This post might be an exercise in trial and error, since all blogger's helpful prompt buttons are in Korean.

So I arrived in Seoul at a bit past six last night, after a very restless time-zone hopping flight. The biggest move and biggest change in my life so far was personified by 14 hours on a 747. Korean Air is incredibly comfortable though, and thanks to the mini touch display LCD screens built into the seats, after Lucky Number Slevin , An Inconvenient Truth, and a few Korean romantic comedies, the hours just melted away. Meanwhile, a sour-faced Korean woman in the aisle seat quickly snatched up the extra pillows from the vacant one between us and used them to prop up her feet while she played Tetris on her digital camera phone. Go figure.

My boss at the English Academy met me at the airport with his young son, named either Paul or Pol. We talked about dinosaurs and he had a nap on my shoulder. Paul, not Martin. The drive to Siheung took about an hour. The whole layout of the small parts of these cities that I've seen so far make things look very much built around the cars and freeways. My apartment is small and quiet and came with a pair of bamboo slippers that say "cozy at home" on them. It's next to the biggest church in town, which spreads out on the top of a small hill near the street. What kind of church it is though I haven't been able to figure out. Before I left, my best friend's father told me that there's a preponderence of Presbyterians (sorry, but that's alliteration that you can't beat) in Korea. Maybe their example might shine down from the hill, and inspire me to be frugal with my millions of won.

After we hauled my bags up to the apartment and I took a look around (the term 'tour' seems like hyperbole since I more or less just leaned on my heels and spun to see the corners) Martin took me out to a Korean barbeque restaurant. Each table has a small charcoal grill pit built into the middle. You order meat specifically, beef ribs and pork and the like, and they otherwise bring over a bunch of small side dishes of kimchi (spicy fermented cabbage) bean curd, pickled radish, soup etc. When they bring the meat to your table, the server cuts it and you cook it yourself, with them occasionally returning to exchange the metal grilling plate for a cleaner one. I showed off my terrible chop stick handling when the time came to place the meat bits into lettuce leaves, add chili sauce and the various vegetable dishes and roll them into little packets and cram down in one mouthful.
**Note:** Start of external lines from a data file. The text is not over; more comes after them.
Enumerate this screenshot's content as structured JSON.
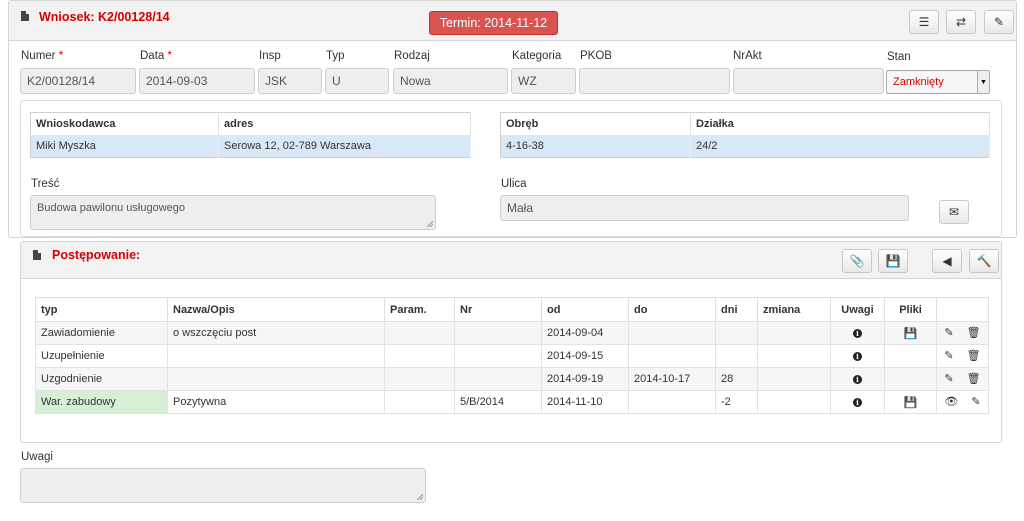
{
  "header": {
    "title": "Wniosek: K2/00128/14",
    "deadline_badge": "Termin: 2014-11-12",
    "buttons": [
      {
        "name": "list-icon",
        "glyph": "☰"
      },
      {
        "name": "refresh-icon",
        "glyph": "⇄"
      },
      {
        "name": "edit-icon",
        "glyph": "✎"
      }
    ]
  },
  "form": {
    "fields": [
      {
        "label": "Numer",
        "required": true,
        "value": "K2/00128/14"
      },
      {
        "label": "Data",
        "required": true,
        "value": "2014-09-03"
      },
      {
        "label": "Insp",
        "required": false,
        "value": "JSK"
      },
      {
        "label": "Typ",
        "required": false,
        "value": "U"
      },
      {
        "label": "Rodzaj",
        "required": false,
        "value": "Nowa"
      },
      {
        "label": "Kategoria",
        "required": false,
        "value": "WZ"
      },
      {
        "label": "PKOB",
        "required": false,
        "value": ""
      },
      {
        "label": "NrAkt",
        "required": false,
        "value": ""
      }
    ],
    "required_mark": "*",
    "status": {
      "label": "Stan",
      "value": "Zamknięty",
      "caret": "▼"
    }
  },
  "applicant_table": {
    "headers": [
      "Wnioskodawca",
      "adres"
    ],
    "row": [
      "Miki Myszka",
      "Serowa 12, 02-789 Warszawa"
    ]
  },
  "parcel_table": {
    "headers": [
      "Obręb",
      "Działka"
    ],
    "row": [
      "4-16-38",
      "24/2"
    ]
  },
  "content": {
    "label": "Treść",
    "value": "Budowa pawilonu usługowego"
  },
  "street": {
    "label": "Ulica",
    "value": "Mała"
  },
  "mail_button": {
    "glyph": "✉"
  },
  "proceedings": {
    "title": "Postępowanie:",
    "buttons": [
      {
        "name": "attach-icon",
        "glyph": "📎"
      },
      {
        "name": "save-icon",
        "glyph": "💾"
      },
      {
        "name": "back-icon",
        "glyph": "◀"
      },
      {
        "name": "gavel-icon",
        "glyph": "🔨"
      }
    ],
    "columns": [
      "typ",
      "Nazwa/Opis",
      "Param.",
      "Nr",
      "od",
      "do",
      "dni",
      "zmiana",
      "Uwagi",
      "Pliki",
      ""
    ],
    "rows": [
      {
        "typ": "Zawiadomienie",
        "nazwa": "o wszczęciu post",
        "param": "",
        "nr": "",
        "od": "2014-09-04",
        "do": "",
        "dni": "",
        "zmiana": "",
        "uwagi_icon": "info-icon",
        "pliki_icon": "save-icon",
        "actions": [
          "edit-icon",
          "trash-icon"
        ],
        "highlight": false
      },
      {
        "typ": "Uzupełnienie",
        "nazwa": "",
        "param": "",
        "nr": "",
        "od": "2014-09-15",
        "do": "",
        "dni": "",
        "zmiana": "",
        "uwagi_icon": "info-icon",
        "pliki_icon": "",
        "actions": [
          "edit-icon",
          "trash-icon"
        ],
        "highlight": false
      },
      {
        "typ": "Uzgodnienie",
        "nazwa": "",
        "param": "",
        "nr": "",
        "od": "2014-09-19",
        "do": "2014-10-17",
        "dni": "28",
        "zmiana": "",
        "uwagi_icon": "info-icon",
        "pliki_icon": "",
        "actions": [
          "edit-icon",
          "trash-icon"
        ],
        "highlight": false
      },
      {
        "typ": "War. zabudowy",
        "nazwa": "Pozytywna",
        "param": "",
        "nr": "5/B/2014",
        "od": "2014-11-10",
        "do": "",
        "dni": "-2",
        "zmiana": "",
        "uwagi_icon": "info-icon",
        "pliki_icon": "save-icon",
        "actions": [
          "eye-icon",
          "edit-icon"
        ],
        "highlight": true
      }
    ]
  },
  "notes": {
    "label": "Uwagi",
    "value": ""
  },
  "glyphs": {
    "info": "i",
    "save": "💾",
    "edit": "✎",
    "trash": "🗑",
    "eye": "👁"
  }
}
Things got a little messy.

Afterwords I came back to my new little corner of Siheung and slept like I've never slept before. Today my biological clock is more or less back on track, and Martin is going to take me on a tour of the city.

I'll post pictures when I have them.
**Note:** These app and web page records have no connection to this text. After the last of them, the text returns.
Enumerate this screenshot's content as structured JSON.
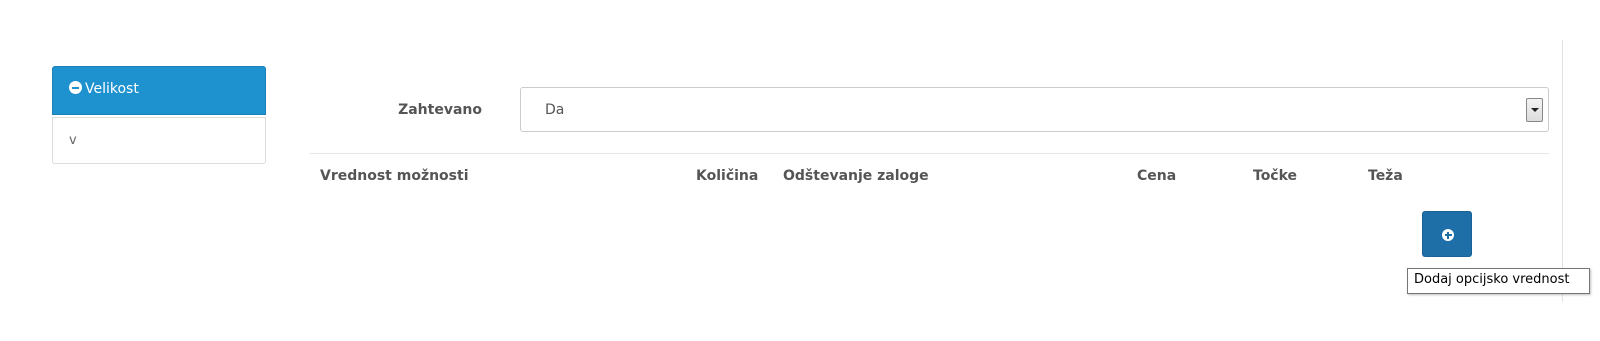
{
  "options": {
    "active_tab": {
      "label": "Velikost",
      "icon": "minus-circle-icon"
    },
    "items": [
      {
        "label": "v"
      }
    ]
  },
  "required": {
    "label": "Zahtevano",
    "selected_value": "Da"
  },
  "table": {
    "headers": [
      "Vrednost možnosti",
      "Količina",
      "Odštevanje zaloge",
      "Cena",
      "Točke",
      "Teža"
    ]
  },
  "add_button": {
    "icon": "plus-circle-icon",
    "tooltip": "Dodaj opcijsko vrednost"
  },
  "colors": {
    "accent": "#1e91cf",
    "button": "#1e6fa8"
  }
}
Wednesday, September 13, 2006

An introduction

Ever wonder what would happen if you took a rural Nova Scotian boy with a flair for the vernacular, put him under glass in South Korea and watched the culture shock play out like a moth shaking hands with a Mack truck?


Well keep reading, and I promise you won’t get bored.

By way of introduction, my name is Sam. I graduated last year from the University of King’s College (in Halifax, Nova Scotia, Canada) with a degree in journalism and contemporary studies. I putzed around in Halifax for a year. I wrote some magazine articles, I wrote a radio play. Now I’m hopping on a plane and flying roughly 100x the distance from my hometown to my alma matter, to teach English to elementary kids in Siheung City, South Korea.

It’s a bit of a departure, but not one that’s never been done before, nor one that won’t be done again by a huge chunk of my generation. What I offer to you here is the observations of a young journalist’s first time in a strange land— an informal foreign correspondence, but also a candid way to acquire your eyeballs to read and share in the “Holy crap, did you just see what I saw?” moments that I’m sure to experience tripping through the Korean streets. I’ll try to be as timely, visual, and fun as possible.

Enjoy the ant-farm of me. I fly on Friday.